• _About this task_: Line count for the string "title" in the records below: report that figure and nothing else.

Items from an interface collection
*-*-*

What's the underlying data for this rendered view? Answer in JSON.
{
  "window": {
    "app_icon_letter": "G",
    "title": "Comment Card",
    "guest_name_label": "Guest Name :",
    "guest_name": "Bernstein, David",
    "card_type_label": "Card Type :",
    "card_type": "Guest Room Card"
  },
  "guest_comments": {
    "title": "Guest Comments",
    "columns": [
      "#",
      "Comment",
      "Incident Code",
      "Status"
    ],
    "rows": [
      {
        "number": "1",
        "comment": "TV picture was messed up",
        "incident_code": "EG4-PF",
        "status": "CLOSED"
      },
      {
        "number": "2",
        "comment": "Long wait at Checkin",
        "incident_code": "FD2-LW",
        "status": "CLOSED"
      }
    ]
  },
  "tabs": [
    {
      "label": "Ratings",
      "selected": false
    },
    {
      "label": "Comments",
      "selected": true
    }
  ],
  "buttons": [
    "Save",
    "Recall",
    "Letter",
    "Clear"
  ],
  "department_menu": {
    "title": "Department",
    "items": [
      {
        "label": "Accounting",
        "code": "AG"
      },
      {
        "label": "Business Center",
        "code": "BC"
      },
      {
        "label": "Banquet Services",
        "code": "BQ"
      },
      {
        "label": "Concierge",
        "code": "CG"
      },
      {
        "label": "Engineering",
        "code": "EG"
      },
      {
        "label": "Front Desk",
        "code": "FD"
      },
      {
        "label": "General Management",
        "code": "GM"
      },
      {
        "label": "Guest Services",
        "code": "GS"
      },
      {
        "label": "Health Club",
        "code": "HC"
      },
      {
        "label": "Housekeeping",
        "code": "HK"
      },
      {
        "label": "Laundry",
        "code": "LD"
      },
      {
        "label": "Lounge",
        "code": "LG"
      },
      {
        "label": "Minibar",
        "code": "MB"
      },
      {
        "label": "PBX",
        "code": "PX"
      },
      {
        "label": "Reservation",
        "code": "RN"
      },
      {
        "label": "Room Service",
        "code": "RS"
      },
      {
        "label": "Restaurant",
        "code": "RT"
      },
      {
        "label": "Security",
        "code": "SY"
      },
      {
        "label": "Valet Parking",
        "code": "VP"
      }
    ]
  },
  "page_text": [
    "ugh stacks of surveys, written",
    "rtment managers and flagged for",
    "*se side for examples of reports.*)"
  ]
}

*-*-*

• _Result of the exercise_: 3